Tally how many lines in the data hold the word "loop", and give the result with no other text.

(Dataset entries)
_ _ _ _ _
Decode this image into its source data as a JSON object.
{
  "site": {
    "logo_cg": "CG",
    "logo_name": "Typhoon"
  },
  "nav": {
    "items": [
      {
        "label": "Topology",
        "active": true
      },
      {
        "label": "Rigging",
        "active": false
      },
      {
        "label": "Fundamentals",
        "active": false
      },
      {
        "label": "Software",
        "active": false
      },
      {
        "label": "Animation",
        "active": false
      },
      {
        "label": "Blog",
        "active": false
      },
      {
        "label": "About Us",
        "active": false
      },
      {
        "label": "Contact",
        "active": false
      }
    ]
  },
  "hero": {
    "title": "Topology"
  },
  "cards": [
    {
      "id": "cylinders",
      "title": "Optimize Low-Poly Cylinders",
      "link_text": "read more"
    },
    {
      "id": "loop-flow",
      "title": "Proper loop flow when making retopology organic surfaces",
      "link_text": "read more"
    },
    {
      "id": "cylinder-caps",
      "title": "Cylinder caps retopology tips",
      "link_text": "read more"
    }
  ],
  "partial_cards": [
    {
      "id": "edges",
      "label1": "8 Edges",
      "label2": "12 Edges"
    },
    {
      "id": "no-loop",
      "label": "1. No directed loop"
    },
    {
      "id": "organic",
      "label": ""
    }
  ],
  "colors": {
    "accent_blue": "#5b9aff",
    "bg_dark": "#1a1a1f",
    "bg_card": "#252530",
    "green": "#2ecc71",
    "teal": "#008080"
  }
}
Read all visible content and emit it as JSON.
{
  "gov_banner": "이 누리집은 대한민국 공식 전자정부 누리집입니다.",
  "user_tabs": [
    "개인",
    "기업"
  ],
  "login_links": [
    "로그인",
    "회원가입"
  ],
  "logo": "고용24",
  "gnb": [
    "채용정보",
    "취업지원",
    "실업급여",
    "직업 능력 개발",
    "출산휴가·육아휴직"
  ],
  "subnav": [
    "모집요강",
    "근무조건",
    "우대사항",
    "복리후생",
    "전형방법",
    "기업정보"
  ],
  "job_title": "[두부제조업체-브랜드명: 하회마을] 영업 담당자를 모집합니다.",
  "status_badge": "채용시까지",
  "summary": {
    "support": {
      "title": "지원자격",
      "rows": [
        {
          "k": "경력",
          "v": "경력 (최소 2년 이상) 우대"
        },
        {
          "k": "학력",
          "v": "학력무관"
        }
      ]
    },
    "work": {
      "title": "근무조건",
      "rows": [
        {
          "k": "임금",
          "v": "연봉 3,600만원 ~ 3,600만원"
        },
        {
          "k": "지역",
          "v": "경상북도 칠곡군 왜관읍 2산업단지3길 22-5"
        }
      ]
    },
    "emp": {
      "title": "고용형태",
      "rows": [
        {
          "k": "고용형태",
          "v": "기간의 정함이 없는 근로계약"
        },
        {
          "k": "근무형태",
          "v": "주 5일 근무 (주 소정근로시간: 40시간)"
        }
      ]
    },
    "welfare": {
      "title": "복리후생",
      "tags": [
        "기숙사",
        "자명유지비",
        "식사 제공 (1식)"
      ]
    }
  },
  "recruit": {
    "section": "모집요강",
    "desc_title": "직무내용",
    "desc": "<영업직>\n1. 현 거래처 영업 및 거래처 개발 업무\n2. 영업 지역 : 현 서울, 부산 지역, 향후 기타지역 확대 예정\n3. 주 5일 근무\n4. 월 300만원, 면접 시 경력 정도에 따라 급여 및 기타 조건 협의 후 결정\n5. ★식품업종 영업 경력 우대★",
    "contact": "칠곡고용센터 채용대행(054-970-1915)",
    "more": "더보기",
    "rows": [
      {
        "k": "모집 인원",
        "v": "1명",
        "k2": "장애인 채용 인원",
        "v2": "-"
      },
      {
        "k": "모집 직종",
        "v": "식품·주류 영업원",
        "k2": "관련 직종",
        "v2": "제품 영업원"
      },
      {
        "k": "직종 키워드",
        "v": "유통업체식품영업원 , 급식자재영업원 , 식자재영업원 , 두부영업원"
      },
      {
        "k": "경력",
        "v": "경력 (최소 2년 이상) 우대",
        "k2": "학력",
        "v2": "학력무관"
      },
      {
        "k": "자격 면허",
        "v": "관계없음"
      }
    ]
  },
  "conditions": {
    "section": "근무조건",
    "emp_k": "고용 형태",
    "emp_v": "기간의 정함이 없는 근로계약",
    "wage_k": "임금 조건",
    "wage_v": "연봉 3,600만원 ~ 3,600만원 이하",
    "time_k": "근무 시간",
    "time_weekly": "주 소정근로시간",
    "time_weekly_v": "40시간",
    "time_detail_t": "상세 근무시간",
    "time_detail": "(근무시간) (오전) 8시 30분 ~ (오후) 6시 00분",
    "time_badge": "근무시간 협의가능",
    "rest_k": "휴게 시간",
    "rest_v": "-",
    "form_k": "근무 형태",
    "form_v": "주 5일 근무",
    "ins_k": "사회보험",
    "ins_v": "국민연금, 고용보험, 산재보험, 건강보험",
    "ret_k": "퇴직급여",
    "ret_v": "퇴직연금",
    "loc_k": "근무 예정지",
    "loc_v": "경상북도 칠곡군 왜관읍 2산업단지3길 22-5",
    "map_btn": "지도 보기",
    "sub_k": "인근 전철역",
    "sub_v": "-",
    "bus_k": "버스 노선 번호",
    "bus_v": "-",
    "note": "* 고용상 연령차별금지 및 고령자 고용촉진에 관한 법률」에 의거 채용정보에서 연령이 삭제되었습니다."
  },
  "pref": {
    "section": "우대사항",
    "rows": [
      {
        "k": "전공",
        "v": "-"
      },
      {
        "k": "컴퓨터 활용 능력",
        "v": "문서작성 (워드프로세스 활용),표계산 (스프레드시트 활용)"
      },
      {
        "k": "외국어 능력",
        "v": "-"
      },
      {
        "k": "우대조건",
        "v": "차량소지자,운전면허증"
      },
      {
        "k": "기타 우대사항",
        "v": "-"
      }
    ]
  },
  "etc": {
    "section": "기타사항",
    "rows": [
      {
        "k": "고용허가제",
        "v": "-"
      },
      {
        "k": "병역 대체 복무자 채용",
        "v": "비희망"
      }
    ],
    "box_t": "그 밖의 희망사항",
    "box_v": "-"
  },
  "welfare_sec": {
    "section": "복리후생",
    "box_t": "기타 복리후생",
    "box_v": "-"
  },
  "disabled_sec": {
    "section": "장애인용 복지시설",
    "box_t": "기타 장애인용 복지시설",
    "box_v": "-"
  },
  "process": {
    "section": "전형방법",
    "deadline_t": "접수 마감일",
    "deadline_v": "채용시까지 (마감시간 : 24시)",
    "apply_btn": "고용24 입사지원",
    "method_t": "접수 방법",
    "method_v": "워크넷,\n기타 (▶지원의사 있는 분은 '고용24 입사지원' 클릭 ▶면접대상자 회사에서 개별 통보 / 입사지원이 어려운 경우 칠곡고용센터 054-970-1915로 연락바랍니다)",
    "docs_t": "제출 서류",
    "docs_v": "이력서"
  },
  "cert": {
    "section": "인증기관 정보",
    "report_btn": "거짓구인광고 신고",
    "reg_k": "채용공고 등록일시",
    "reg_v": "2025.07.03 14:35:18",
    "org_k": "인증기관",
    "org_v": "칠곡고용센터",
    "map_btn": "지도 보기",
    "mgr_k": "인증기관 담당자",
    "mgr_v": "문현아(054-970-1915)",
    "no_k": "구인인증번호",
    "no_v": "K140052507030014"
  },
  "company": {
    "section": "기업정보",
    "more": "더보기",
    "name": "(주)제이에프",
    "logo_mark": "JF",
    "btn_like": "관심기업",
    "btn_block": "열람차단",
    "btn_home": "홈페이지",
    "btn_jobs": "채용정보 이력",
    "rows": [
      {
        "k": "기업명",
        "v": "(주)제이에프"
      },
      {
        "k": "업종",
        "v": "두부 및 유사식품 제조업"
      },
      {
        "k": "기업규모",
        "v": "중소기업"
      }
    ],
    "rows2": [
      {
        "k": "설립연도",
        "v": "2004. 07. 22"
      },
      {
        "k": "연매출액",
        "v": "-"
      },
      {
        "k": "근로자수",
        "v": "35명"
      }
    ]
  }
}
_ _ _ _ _
WRITTEN REPLY: 4